Exercise ::
The lines to reproduce run from the one containing "What's the underlying" through the final line of the entries; write them out exactly and add nothing.
(Data extracts)
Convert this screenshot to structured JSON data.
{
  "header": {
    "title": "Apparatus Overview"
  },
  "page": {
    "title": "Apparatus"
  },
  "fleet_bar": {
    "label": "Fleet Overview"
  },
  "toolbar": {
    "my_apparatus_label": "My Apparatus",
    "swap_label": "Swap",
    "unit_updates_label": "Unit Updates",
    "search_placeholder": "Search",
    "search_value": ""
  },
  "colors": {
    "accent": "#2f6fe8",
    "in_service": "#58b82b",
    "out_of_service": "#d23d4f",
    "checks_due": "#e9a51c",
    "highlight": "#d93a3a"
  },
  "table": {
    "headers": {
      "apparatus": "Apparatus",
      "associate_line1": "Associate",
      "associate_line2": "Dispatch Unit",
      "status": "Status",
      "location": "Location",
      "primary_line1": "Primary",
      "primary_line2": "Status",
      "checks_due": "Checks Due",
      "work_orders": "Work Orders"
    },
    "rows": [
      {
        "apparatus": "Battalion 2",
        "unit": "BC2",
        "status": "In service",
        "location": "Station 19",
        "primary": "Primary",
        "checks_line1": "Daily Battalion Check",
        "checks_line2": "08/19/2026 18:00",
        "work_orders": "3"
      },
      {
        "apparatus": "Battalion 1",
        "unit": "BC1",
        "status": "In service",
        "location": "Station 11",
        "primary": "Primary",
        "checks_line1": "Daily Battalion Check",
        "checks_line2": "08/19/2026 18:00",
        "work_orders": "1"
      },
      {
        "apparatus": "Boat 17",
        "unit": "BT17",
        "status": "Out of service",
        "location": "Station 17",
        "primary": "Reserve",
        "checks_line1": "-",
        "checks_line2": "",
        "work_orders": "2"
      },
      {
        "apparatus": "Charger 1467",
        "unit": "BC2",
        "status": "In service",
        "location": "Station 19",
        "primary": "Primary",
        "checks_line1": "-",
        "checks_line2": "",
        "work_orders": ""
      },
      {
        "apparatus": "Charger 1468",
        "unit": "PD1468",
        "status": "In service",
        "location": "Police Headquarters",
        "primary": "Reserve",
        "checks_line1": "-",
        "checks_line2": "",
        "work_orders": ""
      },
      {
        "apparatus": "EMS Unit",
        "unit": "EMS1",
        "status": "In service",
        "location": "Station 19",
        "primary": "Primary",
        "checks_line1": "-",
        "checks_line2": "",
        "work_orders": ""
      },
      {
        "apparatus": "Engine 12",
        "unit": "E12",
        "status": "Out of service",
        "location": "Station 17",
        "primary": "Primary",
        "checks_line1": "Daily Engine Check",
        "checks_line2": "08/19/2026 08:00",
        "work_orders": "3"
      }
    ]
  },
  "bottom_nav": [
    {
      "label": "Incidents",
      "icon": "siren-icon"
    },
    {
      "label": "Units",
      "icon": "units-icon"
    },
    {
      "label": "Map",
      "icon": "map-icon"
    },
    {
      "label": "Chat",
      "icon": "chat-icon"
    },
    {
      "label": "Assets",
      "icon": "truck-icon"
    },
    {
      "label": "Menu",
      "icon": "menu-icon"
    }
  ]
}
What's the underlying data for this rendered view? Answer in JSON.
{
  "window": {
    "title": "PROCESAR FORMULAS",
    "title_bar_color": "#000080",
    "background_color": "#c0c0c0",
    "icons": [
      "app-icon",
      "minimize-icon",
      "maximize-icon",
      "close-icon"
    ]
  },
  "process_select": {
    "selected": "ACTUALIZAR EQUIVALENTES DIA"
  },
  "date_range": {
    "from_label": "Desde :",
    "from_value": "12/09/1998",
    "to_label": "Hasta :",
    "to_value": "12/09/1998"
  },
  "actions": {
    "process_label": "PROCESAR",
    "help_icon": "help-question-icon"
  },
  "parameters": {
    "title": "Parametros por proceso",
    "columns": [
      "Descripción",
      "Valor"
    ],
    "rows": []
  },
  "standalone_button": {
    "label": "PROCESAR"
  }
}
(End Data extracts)
Reply ::
What's the underlying data for this rendered view? Answer in JSON.
{
  "window": {
    "title": "PROCESAR FORMULAS",
    "title_bar_color": "#000080",
    "background_color": "#c0c0c0",
    "icons": [
      "app-icon",
      "minimize-icon",
      "maximize-icon",
      "close-icon"
    ]
  },
  "process_select": {
    "selected": "ACTUALIZAR EQUIVALENTES DIA"
  },
  "date_range": {
    "from_label": "Desde :",
    "from_value": "12/09/1998",
    "to_label": "Hasta :",
    "to_value": "12/09/1998"
  },
  "actions": {
    "process_label": "PROCESAR",
    "help_icon": "help-question-icon"
  },
  "parameters": {
    "title": "Parametros por proceso",
    "columns": [
      "Descripción",
      "Valor"
    ],
    "rows": []
  },
  "standalone_button": {
    "label": "PROCESAR"
  }
}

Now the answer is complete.